Problem description — Read through the data, and wherever a line holds the word "gamut", write that line out.

Recorded data —

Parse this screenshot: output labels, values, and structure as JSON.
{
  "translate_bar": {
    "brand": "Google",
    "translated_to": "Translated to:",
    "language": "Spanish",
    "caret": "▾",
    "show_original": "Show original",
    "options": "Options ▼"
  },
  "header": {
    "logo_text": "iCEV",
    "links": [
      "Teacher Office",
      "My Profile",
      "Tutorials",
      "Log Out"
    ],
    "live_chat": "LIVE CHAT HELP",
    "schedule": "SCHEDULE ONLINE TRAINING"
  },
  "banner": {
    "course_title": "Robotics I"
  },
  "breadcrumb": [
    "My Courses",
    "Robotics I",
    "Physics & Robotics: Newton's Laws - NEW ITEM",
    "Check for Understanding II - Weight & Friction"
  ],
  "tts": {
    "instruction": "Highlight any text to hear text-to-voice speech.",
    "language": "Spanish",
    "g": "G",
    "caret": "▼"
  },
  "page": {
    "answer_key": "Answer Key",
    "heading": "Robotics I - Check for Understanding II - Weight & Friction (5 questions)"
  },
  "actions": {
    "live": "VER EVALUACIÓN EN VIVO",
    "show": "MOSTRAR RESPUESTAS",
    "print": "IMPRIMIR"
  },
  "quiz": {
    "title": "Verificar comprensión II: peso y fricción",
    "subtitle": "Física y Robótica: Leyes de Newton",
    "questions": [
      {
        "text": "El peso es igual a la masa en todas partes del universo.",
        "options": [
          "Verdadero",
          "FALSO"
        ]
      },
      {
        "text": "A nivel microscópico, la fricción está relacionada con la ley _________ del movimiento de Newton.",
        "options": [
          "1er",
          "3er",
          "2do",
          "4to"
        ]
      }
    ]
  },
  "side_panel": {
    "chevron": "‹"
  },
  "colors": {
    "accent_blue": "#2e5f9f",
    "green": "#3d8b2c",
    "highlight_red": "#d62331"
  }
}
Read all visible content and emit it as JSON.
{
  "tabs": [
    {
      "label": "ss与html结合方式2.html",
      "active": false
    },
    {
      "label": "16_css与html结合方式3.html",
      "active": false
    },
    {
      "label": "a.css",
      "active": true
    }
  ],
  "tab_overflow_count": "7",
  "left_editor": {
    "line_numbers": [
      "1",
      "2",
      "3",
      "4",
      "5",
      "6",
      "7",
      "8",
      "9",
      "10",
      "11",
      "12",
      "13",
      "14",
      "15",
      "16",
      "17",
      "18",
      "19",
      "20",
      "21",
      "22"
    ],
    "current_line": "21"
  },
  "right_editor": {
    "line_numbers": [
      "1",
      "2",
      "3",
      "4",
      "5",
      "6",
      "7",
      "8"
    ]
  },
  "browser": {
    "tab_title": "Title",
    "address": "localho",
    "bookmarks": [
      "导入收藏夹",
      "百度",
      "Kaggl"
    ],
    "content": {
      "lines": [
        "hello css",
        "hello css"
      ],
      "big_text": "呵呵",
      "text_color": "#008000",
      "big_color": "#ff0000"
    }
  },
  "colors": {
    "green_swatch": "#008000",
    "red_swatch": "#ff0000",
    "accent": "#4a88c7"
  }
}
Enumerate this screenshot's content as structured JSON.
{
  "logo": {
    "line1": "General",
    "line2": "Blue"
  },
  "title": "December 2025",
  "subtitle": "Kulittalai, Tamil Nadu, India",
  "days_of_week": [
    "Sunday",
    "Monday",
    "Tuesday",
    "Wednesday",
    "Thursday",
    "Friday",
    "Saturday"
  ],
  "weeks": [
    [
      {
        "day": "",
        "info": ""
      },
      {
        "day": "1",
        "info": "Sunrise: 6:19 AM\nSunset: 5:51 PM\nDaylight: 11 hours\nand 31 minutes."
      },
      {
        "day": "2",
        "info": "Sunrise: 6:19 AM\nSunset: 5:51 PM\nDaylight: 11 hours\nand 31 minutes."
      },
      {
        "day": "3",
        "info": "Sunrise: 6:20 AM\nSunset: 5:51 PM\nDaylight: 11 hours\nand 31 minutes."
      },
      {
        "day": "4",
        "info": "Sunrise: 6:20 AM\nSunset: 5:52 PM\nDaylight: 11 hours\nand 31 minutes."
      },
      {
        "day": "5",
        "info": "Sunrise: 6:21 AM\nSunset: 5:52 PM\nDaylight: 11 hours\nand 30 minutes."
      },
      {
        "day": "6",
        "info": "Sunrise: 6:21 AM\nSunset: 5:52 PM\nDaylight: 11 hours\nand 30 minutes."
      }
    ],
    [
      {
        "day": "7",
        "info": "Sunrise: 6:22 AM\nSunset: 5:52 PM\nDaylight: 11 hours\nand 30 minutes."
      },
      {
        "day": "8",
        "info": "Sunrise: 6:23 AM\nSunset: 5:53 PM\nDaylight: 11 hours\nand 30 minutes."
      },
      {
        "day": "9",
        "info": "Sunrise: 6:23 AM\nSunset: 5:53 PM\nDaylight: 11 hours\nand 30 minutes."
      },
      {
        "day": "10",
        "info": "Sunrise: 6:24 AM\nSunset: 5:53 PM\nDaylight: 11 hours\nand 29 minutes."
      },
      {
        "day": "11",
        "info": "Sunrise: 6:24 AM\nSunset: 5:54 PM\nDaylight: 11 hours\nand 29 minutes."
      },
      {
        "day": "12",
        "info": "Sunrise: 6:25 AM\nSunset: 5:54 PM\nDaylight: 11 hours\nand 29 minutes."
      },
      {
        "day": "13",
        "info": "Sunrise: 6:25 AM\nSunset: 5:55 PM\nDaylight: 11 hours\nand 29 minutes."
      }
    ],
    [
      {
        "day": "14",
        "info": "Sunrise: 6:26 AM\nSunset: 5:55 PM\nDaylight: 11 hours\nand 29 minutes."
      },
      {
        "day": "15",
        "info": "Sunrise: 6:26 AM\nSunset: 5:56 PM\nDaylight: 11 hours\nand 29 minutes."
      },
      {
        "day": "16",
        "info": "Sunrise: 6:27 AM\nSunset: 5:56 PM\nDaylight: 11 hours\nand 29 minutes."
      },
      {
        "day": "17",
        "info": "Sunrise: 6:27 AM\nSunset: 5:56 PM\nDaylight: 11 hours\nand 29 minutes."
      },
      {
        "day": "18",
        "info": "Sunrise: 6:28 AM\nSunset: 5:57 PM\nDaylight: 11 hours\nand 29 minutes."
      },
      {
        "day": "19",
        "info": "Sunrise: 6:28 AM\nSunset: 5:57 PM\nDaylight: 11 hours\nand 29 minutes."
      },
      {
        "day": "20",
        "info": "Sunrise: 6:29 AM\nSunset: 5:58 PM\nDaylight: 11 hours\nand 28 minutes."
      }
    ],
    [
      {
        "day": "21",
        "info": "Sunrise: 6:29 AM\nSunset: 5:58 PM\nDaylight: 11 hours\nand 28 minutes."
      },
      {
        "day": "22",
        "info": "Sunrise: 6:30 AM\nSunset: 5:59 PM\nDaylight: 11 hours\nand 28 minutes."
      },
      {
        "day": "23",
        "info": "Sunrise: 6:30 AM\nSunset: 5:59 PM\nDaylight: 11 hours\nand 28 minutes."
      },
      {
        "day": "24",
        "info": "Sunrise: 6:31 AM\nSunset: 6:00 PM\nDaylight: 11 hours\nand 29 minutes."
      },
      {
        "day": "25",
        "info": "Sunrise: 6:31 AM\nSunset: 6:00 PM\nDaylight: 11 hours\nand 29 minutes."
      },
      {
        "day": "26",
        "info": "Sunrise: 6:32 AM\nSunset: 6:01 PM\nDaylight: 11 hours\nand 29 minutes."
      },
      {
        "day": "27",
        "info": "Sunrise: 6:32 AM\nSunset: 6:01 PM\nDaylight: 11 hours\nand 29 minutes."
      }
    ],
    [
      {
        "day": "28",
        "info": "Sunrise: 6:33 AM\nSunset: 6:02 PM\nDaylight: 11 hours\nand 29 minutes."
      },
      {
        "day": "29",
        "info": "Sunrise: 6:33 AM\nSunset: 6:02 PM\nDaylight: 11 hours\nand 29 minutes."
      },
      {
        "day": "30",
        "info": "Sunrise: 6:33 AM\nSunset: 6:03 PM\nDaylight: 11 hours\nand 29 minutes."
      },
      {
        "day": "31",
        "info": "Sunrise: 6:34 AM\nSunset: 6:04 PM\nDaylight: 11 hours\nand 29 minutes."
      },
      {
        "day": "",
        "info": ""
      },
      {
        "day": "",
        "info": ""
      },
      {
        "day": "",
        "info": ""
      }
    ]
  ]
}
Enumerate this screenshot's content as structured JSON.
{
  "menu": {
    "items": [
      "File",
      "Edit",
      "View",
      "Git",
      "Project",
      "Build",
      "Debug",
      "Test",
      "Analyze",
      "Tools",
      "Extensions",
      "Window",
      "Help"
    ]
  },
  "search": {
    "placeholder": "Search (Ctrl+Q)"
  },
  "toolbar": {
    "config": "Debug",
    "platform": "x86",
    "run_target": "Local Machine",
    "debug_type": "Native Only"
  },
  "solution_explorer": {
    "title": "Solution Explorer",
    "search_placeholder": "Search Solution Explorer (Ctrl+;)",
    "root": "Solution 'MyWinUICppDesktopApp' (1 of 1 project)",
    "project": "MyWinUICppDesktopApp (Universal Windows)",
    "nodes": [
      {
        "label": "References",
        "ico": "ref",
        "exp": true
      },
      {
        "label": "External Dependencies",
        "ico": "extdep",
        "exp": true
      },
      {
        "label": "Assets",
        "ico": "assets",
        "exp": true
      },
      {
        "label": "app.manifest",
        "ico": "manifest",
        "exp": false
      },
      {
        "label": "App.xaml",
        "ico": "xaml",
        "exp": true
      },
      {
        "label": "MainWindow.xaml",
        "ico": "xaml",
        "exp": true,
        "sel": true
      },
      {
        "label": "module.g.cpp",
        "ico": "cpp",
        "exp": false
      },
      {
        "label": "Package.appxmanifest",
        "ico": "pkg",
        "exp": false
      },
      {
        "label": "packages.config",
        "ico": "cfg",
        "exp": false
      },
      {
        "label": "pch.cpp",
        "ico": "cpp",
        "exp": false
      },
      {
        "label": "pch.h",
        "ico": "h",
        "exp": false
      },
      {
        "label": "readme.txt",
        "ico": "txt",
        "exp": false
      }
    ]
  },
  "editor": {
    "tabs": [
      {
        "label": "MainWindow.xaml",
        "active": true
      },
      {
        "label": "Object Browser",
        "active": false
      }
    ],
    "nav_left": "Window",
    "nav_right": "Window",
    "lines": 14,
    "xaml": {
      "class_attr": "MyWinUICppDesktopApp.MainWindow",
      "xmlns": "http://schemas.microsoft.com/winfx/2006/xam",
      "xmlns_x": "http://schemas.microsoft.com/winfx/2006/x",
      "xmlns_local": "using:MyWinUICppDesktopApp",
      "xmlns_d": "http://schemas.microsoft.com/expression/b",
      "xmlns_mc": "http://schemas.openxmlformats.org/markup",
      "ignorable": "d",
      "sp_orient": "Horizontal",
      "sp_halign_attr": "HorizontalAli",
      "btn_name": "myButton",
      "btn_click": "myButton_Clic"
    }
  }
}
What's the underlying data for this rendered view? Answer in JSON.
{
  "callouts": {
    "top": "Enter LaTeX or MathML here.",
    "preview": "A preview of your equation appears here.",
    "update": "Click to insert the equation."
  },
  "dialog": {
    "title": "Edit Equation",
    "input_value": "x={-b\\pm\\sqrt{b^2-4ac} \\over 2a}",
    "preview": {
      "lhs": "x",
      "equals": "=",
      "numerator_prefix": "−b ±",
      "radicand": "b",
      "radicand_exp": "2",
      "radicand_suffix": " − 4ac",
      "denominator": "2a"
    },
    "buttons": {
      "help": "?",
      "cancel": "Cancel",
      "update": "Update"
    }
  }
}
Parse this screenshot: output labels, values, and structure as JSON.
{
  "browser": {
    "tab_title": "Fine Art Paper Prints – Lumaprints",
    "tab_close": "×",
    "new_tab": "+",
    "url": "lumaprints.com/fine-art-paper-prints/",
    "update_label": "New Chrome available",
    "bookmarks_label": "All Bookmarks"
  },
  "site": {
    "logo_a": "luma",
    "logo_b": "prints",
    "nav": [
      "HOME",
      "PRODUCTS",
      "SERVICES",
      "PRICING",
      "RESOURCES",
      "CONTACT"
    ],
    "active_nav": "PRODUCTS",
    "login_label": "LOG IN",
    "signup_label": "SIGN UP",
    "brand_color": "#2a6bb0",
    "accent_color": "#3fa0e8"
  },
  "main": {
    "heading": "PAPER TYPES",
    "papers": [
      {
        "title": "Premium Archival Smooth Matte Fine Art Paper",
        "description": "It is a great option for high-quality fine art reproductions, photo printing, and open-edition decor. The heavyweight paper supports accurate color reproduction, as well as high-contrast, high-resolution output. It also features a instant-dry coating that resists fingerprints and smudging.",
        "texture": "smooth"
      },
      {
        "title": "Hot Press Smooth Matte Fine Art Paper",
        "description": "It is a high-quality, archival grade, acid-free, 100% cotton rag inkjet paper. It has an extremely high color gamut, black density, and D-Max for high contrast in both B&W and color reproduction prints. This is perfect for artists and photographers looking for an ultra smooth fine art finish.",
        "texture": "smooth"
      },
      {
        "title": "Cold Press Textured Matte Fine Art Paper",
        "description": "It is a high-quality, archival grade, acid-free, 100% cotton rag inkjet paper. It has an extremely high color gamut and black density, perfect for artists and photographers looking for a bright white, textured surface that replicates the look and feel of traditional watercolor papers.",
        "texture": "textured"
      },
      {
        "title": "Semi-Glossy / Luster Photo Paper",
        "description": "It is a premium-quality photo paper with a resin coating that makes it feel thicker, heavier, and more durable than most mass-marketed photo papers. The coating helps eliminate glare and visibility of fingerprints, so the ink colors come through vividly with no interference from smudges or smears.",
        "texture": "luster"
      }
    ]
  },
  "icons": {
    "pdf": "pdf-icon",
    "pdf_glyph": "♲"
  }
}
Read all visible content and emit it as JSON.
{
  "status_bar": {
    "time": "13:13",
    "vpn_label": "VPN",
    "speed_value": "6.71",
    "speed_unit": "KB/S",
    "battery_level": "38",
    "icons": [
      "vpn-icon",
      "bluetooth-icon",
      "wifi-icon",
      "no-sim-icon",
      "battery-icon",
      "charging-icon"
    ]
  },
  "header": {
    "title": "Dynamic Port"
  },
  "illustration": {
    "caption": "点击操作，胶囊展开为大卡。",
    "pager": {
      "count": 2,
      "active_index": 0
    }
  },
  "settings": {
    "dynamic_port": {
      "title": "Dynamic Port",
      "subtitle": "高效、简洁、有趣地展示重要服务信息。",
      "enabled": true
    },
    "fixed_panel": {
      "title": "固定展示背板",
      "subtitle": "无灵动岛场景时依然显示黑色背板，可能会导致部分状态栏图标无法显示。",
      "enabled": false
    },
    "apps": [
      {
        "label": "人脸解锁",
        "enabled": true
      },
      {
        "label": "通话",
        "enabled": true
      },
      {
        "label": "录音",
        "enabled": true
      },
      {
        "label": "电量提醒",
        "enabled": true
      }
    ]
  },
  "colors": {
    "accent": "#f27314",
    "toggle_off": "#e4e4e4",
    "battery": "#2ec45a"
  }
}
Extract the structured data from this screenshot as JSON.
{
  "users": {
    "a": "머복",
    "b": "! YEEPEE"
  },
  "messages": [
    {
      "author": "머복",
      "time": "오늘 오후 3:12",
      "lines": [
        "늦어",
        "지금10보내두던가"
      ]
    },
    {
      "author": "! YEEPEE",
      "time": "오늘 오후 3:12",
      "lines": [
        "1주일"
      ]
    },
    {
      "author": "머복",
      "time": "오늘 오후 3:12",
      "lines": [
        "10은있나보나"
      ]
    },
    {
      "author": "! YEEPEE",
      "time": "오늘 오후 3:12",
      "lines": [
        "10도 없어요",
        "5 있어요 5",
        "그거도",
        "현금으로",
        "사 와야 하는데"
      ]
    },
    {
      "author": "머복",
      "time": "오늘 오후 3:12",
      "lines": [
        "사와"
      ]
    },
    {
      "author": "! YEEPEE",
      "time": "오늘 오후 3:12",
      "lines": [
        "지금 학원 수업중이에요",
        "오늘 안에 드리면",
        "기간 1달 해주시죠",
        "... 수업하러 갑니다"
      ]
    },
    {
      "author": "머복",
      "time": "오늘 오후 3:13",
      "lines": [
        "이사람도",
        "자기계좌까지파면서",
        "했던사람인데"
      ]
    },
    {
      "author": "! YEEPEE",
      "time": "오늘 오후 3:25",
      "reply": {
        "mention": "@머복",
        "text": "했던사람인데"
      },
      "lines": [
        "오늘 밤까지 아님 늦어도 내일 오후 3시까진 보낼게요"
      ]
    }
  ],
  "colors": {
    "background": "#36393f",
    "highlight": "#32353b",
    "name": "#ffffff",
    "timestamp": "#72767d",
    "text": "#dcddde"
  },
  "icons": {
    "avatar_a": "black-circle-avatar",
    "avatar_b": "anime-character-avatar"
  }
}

Exercise answer —
        "description": "It is a high-quality, archival grade, acid-free, 100% cotton rag inkjet paper. It has an extremely high color gamut, black density, and D-Max for high contrast in both B&W and color reproduction prints. This is perfect for artists and photographers looking for an ultra smooth fine art finish.",
        "description": "It is a high-quality, archival grade, acid-free, 100% cotton rag inkjet paper. It has an extremely high color gamut and black density, perfect for artists and photographers looking for a bright white, textured surface that replicates the look and feel of traditional watercolor papers.",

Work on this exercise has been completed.